Too many American veterans face a new enemy, encountered months or many years after leaving active duty: sleeplessness.
David Bass, a US Army officer who served for 20 years, describes how insomnia can begin for soldiers.
'In the combat zone, sleeping is extremely difficult. You're adrenalized all the time.'
“In the combat zone,” Bass says, “sleeping is extremely difficult. You’re adrenalized all the time, under tremendous pressure all the time to accomplish the mission. So you’re operating on extreme lack of sleep. My experience in Iraq was that medical personnel gave us Ambien. I personally became addicted to Ambien so I could sleep. Some of my friends who were also officers were also using it when we were there.”

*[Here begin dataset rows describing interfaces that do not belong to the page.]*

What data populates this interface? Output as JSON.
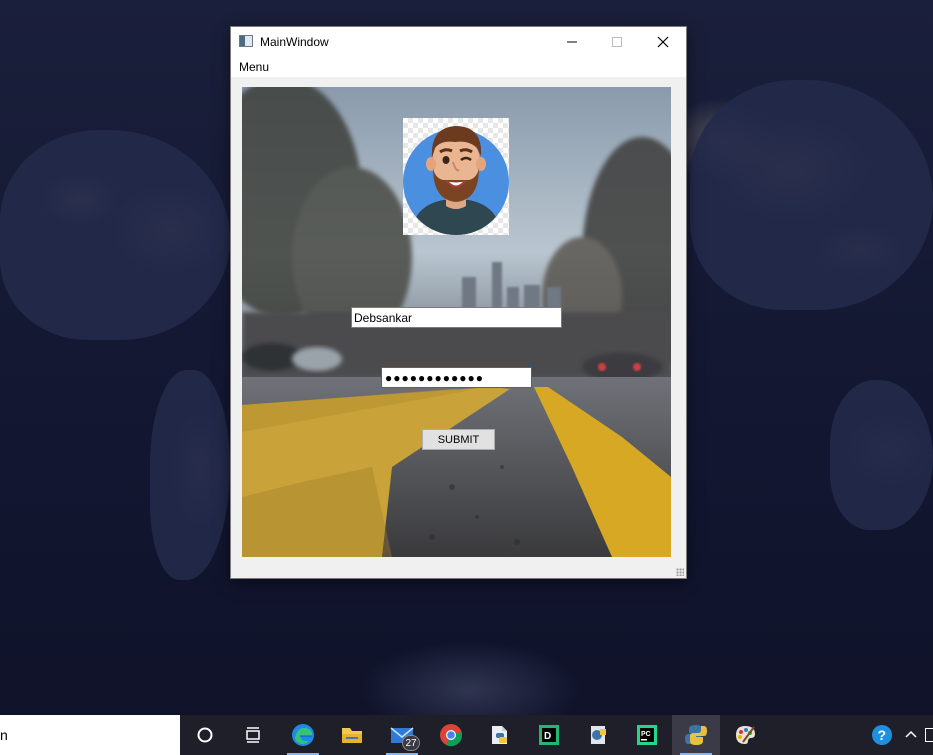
{
  "window": {
    "title": "MainWindow",
    "menu": [
      "Menu"
    ]
  },
  "login": {
    "username_value": "Debsankar",
    "password_value": "●●●●●●●●●●●●",
    "submit_label": "SUBMIT"
  },
  "taskbar": {
    "search_text": "n",
    "apps": [
      {
        "icon": "cortana-icon"
      },
      {
        "icon": "task-view-icon"
      },
      {
        "icon": "edge-icon"
      },
      {
        "icon": "file-explorer-icon"
      },
      {
        "icon": "mail-icon",
        "badge": "27"
      },
      {
        "icon": "chrome-icon"
      },
      {
        "icon": "python-launcher-icon"
      },
      {
        "icon": "datagrip-icon",
        "letter": "D"
      },
      {
        "icon": "app-icon"
      },
      {
        "icon": "pycharm-icon",
        "letter": "PC"
      },
      {
        "icon": "python-icon"
      },
      {
        "icon": "paint-icon"
      }
    ],
    "tray": [
      {
        "icon": "help-icon",
        "text": "?"
      },
      {
        "icon": "chevron-up-icon"
      }
    ]
  }
}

But Ambien-induced sleep is different from regular sleep. “[Ambien] has some side effects,” said Bass. (Ambien is notorious for these known side effects). “I’ve seen people sleepwalking. That’s not a good thing to do in a combat zone—doing things and having no memory of it.”
Even without those side effects, there’s still the problem of Ambien addiction once a soldier leaves the combat zone and return home. Soldiers who in the combat zone had Ambien-induced sleep – and had been readily supplied it by medical personnel there to ensure some means of getting rest — find their supply cut off, said Bass. Many turn to what’s available: unlimited quantities of alcohol. After deployment, “those of us dependent on Ambien used alcohol instead,” he said.
Even as he was dealing with his Ambien addiction, Bass recalls, he was also experiencing PTSD symptoms. “Paranoia and hypervigilance are two of the most common markers of PTSD,” he said. “I had nightmares. All these things lead to insomnia.”
According to the US Department of Veterans Affairs, “Insomnia is reported to occur in 90-100% of Vietnam-era Veterans with PTSD. Insomnia was also the most commonly reported PTSD symptom in a survey of Veterans from Afghanistan and Iraq.”
Sleep problems aren’t just a symptom of PTSD; they’re a hallmark of the disorder.
“One of the reasons [we’re] so adamantly working for medical marijuana was that we discovered it was the answer to insomnia,” Bass said, referring to himself and his veteran friends who were experiencing sleeplessness. “[We] were able to use it to have very peaceful and restful sleep. I realized I didn’t need Ambien and didn’t need to drink myself to sleep.”
Cannabis Can Require Trial and Error
Roger Martin, an Army veteran and the executive director of the advocacy organization, Grow for Vets, had experiences similar to Bass. Dealing with chronic pain and severe insomnia, Veterans Administration doctors prescribed him a cornucopia of drugs — including Ambien and opioids. After years of medicating with prescription drugs, he saw the writing on the wall. And, he knew it wouldn’t end well.
For Martin, who worked in law enforcement after he served, cannabis wasn’t a drug thought he’d ever consider. However, after doing research and at the suggestion of his doctor, he decided to give it a try. Martin’s initial foray into cannabis wasn’t exactly successful. Having never tried cannabis, he had no idea what to expect. Following advice from a budtender, he started with edibles. And, as he recounts:
“I had no idea how long to wait for edibles to take effect. I waited 20 minutes, nothing happened. So I took some more. Another 20 minutes, still nothing. I took some more. Than pow! It all hit at once, and I didn’t know what hit me.”
Martin, who shares his story in the most recent installment of Eyes Wide Open: A Podcast About Cannabis and Insomnia, says despite his miscalculation, he was so determined to get off of prescription drugs, he tried cannabis a couple of more times before getting it right.
Now, he says — his moderate dose of 10 to 15 mgs — works great. But, he urges others to heed his advice. “Start low, and go slow.”
Jeremy Kossen contributed to this report.